Case for ERS objects

The Cypriot objects formed part of a wider collection on Ancient Greece, also incorporating modern replicas and ‘backdrop’ photographs on boards – see the sample layout from the ERS catalogue below, with the horse and rider on the left. I wonder whether their distinctively Cypriot heritage was understood by the schools that borrowed them and the pupils that viewed them?

Illustration from ERS catalogue

Illustration from ERS catalogue

The Educational Resource Service began as the West Riding School Museum Service in the 1940s, which was led by Sir Alec Clegg, Director of Education, and reached its full potential steered by Eric Woodward as Senior Advisor between 1956 and 1985. You can read more about its history on Natalie Bradbury’s ‘Pictures for Schools’ blog here. It must have been a wonderful resource for local schools, a treasure trove of inspiring objects arriving regularly in their custom-made travelling cases. Eric Woodward was kind enough to discuss the Cypriot objects with me, and recalls that they may have been British Museum duplicates, or acquired at auction. It’s quite possible that pieces such as this could have been picked up at a relatively low price. The figurine and amphora have both been broken and repaired; this damage may have been part of their history in schools, or may have made them more affordable to buy for the collection.

Much of the information about their earlier history is probably lost now, but I have a few leads to follow up. Wakefield Museum have the original ERS accession register in their archives, which I shall consult. They also have a couple of further Cypriot pieces from the collection (I’m keeping my fingers crossed for the Bichrome krater or the jug to the rear of the illustration below).

Illustration from ERS catalogue

Illustration from ERS catalogue

What comes next for these ERS objects at Leeds is not yet clear. Perhaps a life outside the Perspex, and on display?

More ancient Cypriot art in Leeds?

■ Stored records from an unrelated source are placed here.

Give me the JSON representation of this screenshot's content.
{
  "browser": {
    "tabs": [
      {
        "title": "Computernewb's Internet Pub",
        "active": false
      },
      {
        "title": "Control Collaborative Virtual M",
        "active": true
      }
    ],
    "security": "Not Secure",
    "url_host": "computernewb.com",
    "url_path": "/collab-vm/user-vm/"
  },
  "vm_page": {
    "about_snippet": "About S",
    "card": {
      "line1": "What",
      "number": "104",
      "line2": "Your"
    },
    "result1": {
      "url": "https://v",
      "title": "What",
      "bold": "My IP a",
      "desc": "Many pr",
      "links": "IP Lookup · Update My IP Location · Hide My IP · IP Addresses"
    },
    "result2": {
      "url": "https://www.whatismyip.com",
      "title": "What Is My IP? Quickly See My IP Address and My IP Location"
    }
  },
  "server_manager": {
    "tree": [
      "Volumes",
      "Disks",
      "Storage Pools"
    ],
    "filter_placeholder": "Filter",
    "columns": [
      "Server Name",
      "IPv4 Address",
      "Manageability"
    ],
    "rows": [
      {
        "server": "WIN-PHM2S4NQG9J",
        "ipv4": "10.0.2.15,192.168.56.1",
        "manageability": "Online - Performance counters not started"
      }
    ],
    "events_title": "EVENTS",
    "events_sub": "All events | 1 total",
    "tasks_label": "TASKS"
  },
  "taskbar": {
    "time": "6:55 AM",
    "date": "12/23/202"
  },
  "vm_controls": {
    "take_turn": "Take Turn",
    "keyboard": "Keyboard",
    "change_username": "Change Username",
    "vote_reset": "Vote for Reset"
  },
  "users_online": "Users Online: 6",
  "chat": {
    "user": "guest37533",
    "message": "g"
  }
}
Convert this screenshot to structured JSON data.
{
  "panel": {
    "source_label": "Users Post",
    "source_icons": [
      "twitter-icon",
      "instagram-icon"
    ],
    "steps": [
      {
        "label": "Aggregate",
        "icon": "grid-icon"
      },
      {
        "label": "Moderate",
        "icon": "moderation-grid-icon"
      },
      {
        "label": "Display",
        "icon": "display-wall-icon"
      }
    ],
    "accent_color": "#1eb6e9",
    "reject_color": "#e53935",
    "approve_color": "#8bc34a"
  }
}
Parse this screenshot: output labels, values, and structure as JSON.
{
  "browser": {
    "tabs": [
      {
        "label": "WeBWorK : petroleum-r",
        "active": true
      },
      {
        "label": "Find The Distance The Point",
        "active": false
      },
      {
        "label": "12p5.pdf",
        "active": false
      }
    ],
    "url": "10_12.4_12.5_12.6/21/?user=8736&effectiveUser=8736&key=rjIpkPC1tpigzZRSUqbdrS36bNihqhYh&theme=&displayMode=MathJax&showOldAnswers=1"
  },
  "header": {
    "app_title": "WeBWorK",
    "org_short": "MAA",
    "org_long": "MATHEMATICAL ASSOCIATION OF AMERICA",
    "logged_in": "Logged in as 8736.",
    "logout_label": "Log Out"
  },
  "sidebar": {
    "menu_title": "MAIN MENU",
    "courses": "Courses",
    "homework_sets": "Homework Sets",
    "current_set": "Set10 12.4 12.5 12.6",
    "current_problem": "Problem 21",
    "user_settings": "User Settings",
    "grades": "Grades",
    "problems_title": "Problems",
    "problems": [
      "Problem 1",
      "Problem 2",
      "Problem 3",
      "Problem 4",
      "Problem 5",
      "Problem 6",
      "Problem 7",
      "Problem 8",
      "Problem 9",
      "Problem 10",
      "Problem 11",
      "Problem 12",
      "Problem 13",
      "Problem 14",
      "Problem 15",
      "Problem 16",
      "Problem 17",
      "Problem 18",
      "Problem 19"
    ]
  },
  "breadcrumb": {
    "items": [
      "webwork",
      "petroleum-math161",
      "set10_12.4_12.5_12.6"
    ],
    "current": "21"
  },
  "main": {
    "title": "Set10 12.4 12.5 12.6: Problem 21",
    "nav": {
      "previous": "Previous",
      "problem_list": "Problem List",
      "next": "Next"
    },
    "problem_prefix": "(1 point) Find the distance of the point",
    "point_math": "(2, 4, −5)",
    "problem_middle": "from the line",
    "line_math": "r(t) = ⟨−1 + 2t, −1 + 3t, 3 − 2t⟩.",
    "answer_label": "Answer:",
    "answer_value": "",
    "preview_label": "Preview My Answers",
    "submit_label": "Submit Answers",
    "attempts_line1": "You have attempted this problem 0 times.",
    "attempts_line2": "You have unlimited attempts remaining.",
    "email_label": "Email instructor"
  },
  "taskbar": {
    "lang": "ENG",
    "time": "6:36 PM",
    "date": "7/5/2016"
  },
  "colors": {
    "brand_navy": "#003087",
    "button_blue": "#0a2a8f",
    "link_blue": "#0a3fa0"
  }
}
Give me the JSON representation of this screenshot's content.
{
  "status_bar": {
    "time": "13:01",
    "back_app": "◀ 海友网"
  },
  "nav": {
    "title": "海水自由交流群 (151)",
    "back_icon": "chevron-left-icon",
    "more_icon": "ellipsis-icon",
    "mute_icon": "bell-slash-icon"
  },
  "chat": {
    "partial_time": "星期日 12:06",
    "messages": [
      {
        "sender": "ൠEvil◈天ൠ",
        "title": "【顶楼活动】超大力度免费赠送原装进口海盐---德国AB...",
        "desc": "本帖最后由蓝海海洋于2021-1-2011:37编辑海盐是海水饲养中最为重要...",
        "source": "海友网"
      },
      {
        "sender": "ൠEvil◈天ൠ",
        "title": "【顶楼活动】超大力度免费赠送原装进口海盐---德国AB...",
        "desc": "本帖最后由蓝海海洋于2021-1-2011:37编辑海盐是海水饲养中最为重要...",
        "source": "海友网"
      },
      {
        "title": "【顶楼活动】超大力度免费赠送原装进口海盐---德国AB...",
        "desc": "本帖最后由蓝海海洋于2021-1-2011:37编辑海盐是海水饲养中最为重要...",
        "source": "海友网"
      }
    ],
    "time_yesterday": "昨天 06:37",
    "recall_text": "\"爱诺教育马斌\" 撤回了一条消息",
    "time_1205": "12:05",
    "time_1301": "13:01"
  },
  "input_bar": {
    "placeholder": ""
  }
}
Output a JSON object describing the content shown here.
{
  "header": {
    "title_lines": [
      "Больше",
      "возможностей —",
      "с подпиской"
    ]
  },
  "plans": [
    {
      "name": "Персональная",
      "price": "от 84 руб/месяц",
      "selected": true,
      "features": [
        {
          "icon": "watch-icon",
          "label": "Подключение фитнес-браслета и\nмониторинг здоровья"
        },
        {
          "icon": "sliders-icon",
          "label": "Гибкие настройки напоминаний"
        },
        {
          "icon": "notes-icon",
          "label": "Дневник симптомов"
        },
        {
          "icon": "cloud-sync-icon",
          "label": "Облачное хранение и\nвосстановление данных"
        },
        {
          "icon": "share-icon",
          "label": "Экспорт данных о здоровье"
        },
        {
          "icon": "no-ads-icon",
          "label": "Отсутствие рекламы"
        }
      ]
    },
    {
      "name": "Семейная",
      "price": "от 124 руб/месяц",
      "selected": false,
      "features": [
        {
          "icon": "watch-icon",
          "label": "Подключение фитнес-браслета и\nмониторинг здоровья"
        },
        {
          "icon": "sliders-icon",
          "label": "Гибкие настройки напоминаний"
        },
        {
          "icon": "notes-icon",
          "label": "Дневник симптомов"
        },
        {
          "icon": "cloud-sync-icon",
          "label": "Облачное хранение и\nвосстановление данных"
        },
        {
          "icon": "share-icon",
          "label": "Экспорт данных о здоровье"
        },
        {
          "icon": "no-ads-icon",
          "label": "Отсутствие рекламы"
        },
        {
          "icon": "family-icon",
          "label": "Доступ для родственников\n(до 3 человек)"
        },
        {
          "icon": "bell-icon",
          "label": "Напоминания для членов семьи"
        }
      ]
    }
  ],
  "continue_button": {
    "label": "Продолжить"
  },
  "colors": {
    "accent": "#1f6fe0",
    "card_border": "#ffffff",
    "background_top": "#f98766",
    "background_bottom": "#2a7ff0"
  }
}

Trawling through some files in the Leeds University Library Special Collections yesterday, I was intrigued to come across the 1994-95 catalogue for the Educational Resource Service. This detailed a huge variety of art objects for schools to borrow, including some that looked distinctly Cypriot.

As far as I can make out, ownership of the collection seems to have passed back and forth between Wakefield District Council and Bretton Hall College, which has now closed. So where did the Cypriot pottery end up? It could have been assimilated into the University’s collection (which I haven’t managed to pin down yet), or possibly into the Museum or School Loans Service (though the objects above don’t look very familiar). Another huge question is: how did the artefacts get into the collection in the first place? Bretton Hall has a long and distinguished history; is it possible they were collected by a former owner? Hopefully there’ll be more information to follow…